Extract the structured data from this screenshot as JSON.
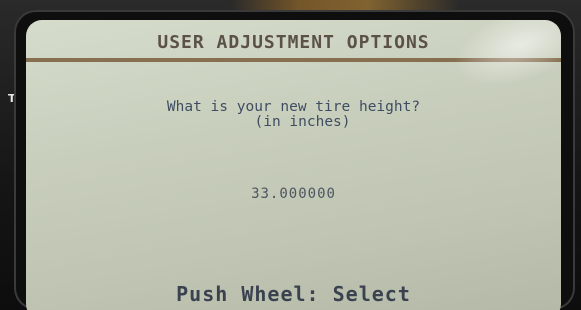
{
  "screen": {
    "title": "USER ADJUSTMENT OPTIONS",
    "prompt_line1": "What is your new tire height?",
    "prompt_line2": "(in inches)",
    "value": "33.000000",
    "footer": "Push Wheel: Select"
  },
  "colors": {
    "lcd_background": "#c9cfbd",
    "title_text": "#5b5148",
    "header_rule": "#7a5e3d",
    "prompt_text": "#3f4d63",
    "footer_text": "#3a4250"
  }
}
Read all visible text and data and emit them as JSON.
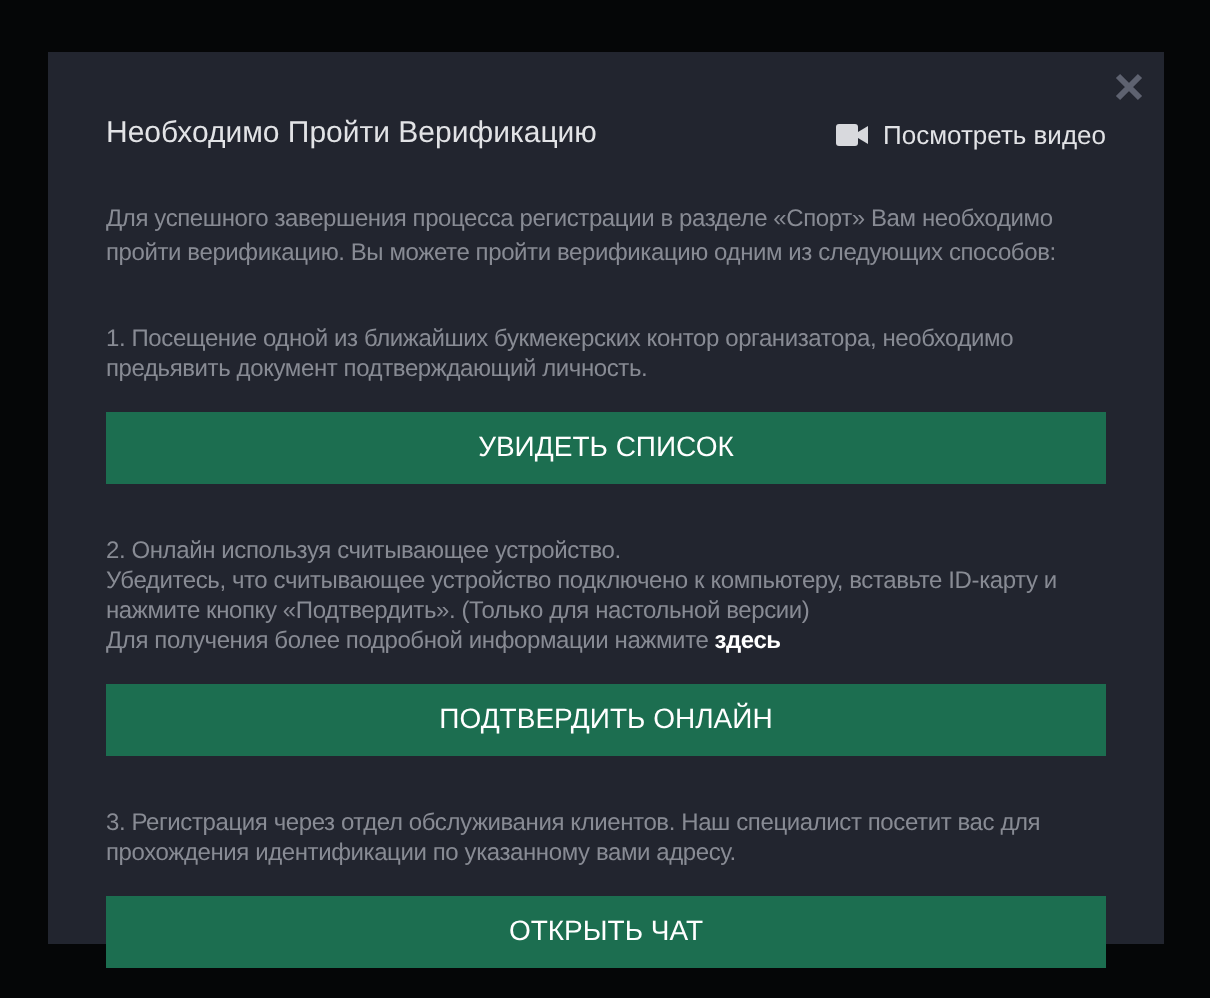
{
  "dialog": {
    "title": "Необходимо Пройти Верификацию",
    "video_link": "Посмотреть видео",
    "intro": "Для успешного завершения процесса регистрации в разделе «Спорт» Вам необходимо пройти верификацию. Вы можете пройти верификацию одним из следующих способов:",
    "sections": [
      {
        "paragraphs": [
          "1. Посещение одной из ближайших букмекерских контор организатора, необходимо предьявить документ подтверждающий личность."
        ],
        "button": "УВИДЕТЬ СПИСОК"
      },
      {
        "paragraphs": [
          "2. Онлайн используя считывающее устройство.",
          "Убедитесь, что считывающее устройство подключено к компьютеру, вставьте ID-карту и нажмите кнопку «Подтвердить». (Только для настольной версии)",
          "Для получения более подробной информации нажмите"
        ],
        "link": "здесь",
        "button": "ПОДТВЕРДИТЬ ОНЛАЙН"
      },
      {
        "paragraphs": [
          "3. Регистрация через отдел обслуживания клиентов. Наш специалист посетит вас для прохождения идентификации по указанному вами адресу."
        ],
        "button": "ОТКРЫТЬ ЧАТ"
      }
    ]
  }
}
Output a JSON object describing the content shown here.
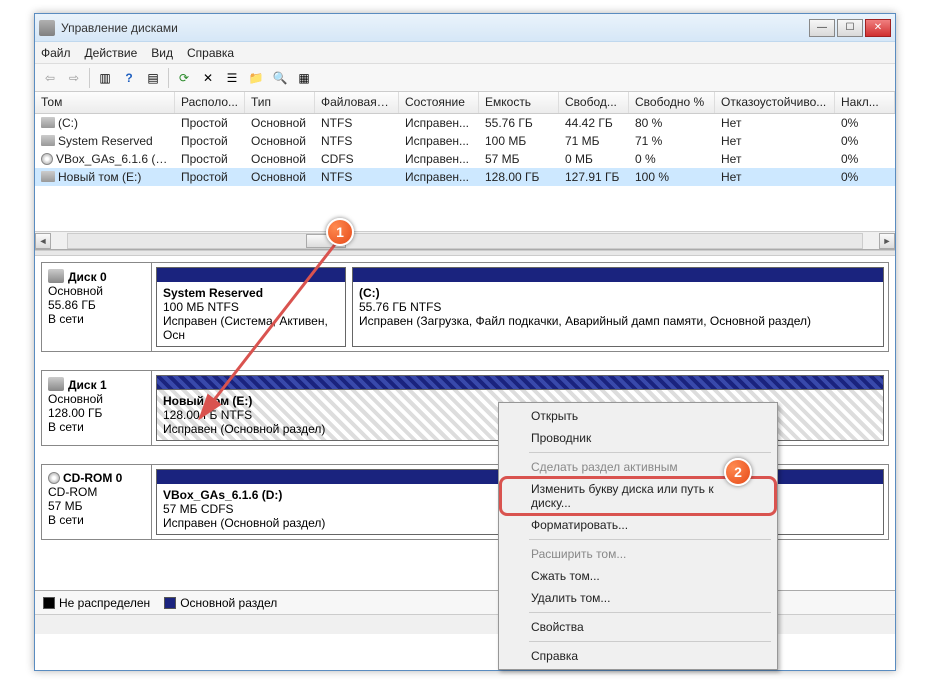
{
  "window": {
    "title": "Управление дисками"
  },
  "menu": {
    "file": "Файл",
    "action": "Действие",
    "view": "Вид",
    "help": "Справка"
  },
  "columns": {
    "vol": "Том",
    "layout": "Располо...",
    "type": "Тип",
    "fs": "Файловая с...",
    "status": "Состояние",
    "capacity": "Емкость",
    "free": "Свобод...",
    "freepct": "Свободно %",
    "fault": "Отказоустойчиво...",
    "overhead": "Накл..."
  },
  "volumes": [
    {
      "name": "(C:)",
      "layout": "Простой",
      "type": "Основной",
      "fs": "NTFS",
      "status": "Исправен...",
      "cap": "55.76 ГБ",
      "free": "44.42 ГБ",
      "pct": "80 %",
      "fault": "Нет",
      "ov": "0%",
      "icon": "vol"
    },
    {
      "name": "System Reserved",
      "layout": "Простой",
      "type": "Основной",
      "fs": "NTFS",
      "status": "Исправен...",
      "cap": "100 МБ",
      "free": "71 МБ",
      "pct": "71 %",
      "fault": "Нет",
      "ov": "0%",
      "icon": "vol"
    },
    {
      "name": "VBox_GAs_6.1.6 (D:)",
      "layout": "Простой",
      "type": "Основной",
      "fs": "CDFS",
      "status": "Исправен...",
      "cap": "57 МБ",
      "free": "0 МБ",
      "pct": "0 %",
      "fault": "Нет",
      "ov": "0%",
      "icon": "cd"
    },
    {
      "name": "Новый том (E:)",
      "layout": "Простой",
      "type": "Основной",
      "fs": "NTFS",
      "status": "Исправен...",
      "cap": "128.00 ГБ",
      "free": "127.91 ГБ",
      "pct": "100 %",
      "fault": "Нет",
      "ov": "0%",
      "icon": "vol",
      "selected": true
    }
  ],
  "disks": {
    "d0": {
      "name": "Диск 0",
      "type": "Основной",
      "size": "55.86 ГБ",
      "state": "В сети",
      "p1": {
        "name": "System Reserved",
        "line2": "100 МБ NTFS",
        "line3": "Исправен (Система, Активен, Осн"
      },
      "p2": {
        "name": "(C:)",
        "line2": "55.76 ГБ NTFS",
        "line3": "Исправен (Загрузка, Файл подкачки, Аварийный дамп памяти, Основной раздел)"
      }
    },
    "d1": {
      "name": "Диск 1",
      "type": "Основной",
      "size": "128.00 ГБ",
      "state": "В сети",
      "p1": {
        "name": "Новый том  (E:)",
        "line2": "128.00 ГБ NTFS",
        "line3": "Исправен (Основной раздел)"
      }
    },
    "cd0": {
      "name": "CD-ROM 0",
      "type": "CD-ROM",
      "size": "57 МБ",
      "state": "В сети",
      "p1": {
        "name": "VBox_GAs_6.1.6  (D:)",
        "line2": "57 МБ CDFS",
        "line3": "Исправен (Основной раздел)"
      }
    }
  },
  "legend": {
    "unalloc": "Не распределен",
    "primary": "Основной раздел"
  },
  "ctx": {
    "open": "Открыть",
    "explorer": "Проводник",
    "active": "Сделать раздел активным",
    "changeletter": "Изменить букву диска или путь к диску...",
    "format": "Форматировать...",
    "extend": "Расширить том...",
    "shrink": "Сжать том...",
    "delete": "Удалить том...",
    "props": "Свойства",
    "help": "Справка"
  },
  "badges": {
    "b1": "1",
    "b2": "2"
  }
}
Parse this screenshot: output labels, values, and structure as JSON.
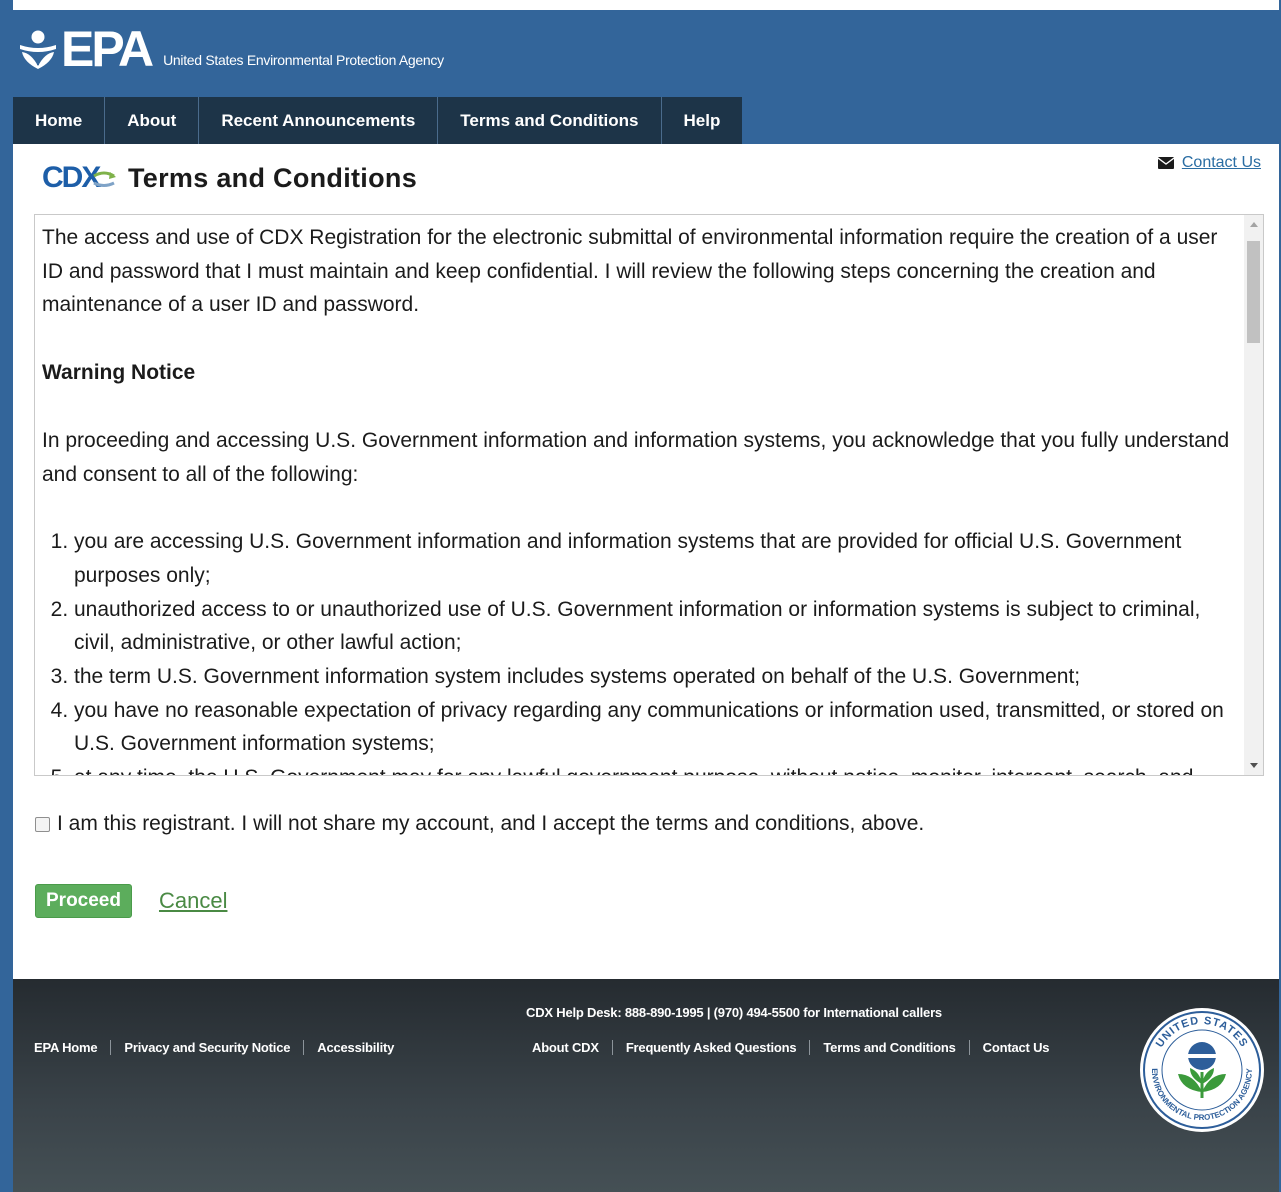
{
  "header": {
    "logo_text": "EPA",
    "agency_name": "United States Environmental Protection Agency"
  },
  "nav": {
    "items": [
      {
        "label": "Home"
      },
      {
        "label": "About"
      },
      {
        "label": "Recent Announcements"
      },
      {
        "label": "Terms and Conditions"
      },
      {
        "label": "Help"
      }
    ]
  },
  "page": {
    "cdx_logo": "CDX",
    "title": "Terms and Conditions",
    "contact_link": "Contact Us"
  },
  "terms": {
    "intro": "The access and use of CDX Registration for the electronic submittal of environmental information require the creation of a user ID and password that I must maintain and keep confidential. I will review the following steps concerning the creation and maintenance of a user ID and password.",
    "warning_heading": "Warning Notice",
    "consent_intro": "In proceeding and accessing U.S. Government information and information systems, you acknowledge that you fully understand and consent to all of the following:",
    "items": [
      "you are accessing U.S. Government information and information systems that are provided for official U.S. Government purposes only;",
      "unauthorized access to or unauthorized use of U.S. Government information or information systems is subject to criminal, civil, administrative, or other lawful action;",
      "the term U.S. Government information system includes systems operated on behalf of the U.S. Government;",
      "you have no reasonable expectation of privacy regarding any communications or information used, transmitted, or stored on U.S. Government information systems;",
      "at any time, the U.S. Government may for any lawful government purpose, without notice, monitor, intercept, search, and seize any authorized or unauthorized communication to or from U.S. Government information systems or information used or stored on U.S. Government information systems;"
    ]
  },
  "form": {
    "accept_label": "I am this registrant. I will not share my account, and I accept the terms and conditions, above.",
    "accept_checked": false,
    "proceed_label": "Proceed",
    "cancel_label": "Cancel"
  },
  "footer": {
    "helpdesk": "CDX Help Desk: 888-890-1995 | (970) 494-5500 for International callers",
    "left_links": [
      "EPA Home",
      "Privacy and Security Notice",
      "Accessibility"
    ],
    "right_links": [
      "About CDX",
      "Frequently Asked Questions",
      "Terms and Conditions",
      "Contact Us"
    ],
    "seal_top_text": "UNITED STATES",
    "seal_bottom_text": "ENVIRONMENTAL PROTECTION AGENCY"
  },
  "colors": {
    "header_bg": "#33659a",
    "nav_bg": "#1d3448",
    "proceed_green": "#5cad5c",
    "link_blue": "#2a6da3",
    "footer_bg": "#2f373c"
  },
  "icons": [
    "epa-flower-logo-icon",
    "envelope-icon",
    "scroll-up-arrow-icon",
    "scroll-down-arrow-icon",
    "epa-seal-icon",
    "cdx-arrow-icon"
  ]
}
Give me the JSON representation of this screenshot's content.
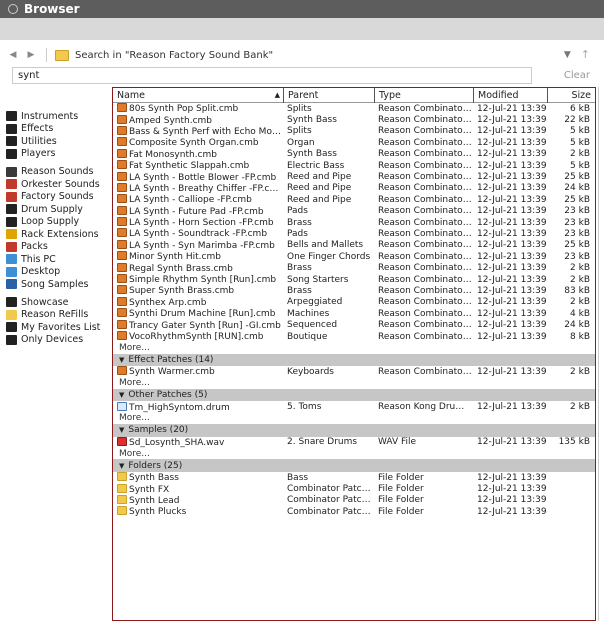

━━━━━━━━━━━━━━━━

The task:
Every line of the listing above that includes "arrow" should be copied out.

Problem solution:
    "scroll-up-arrow-icon",
    "scroll-down-arrow-icon",
    "cdx-arrow-icon"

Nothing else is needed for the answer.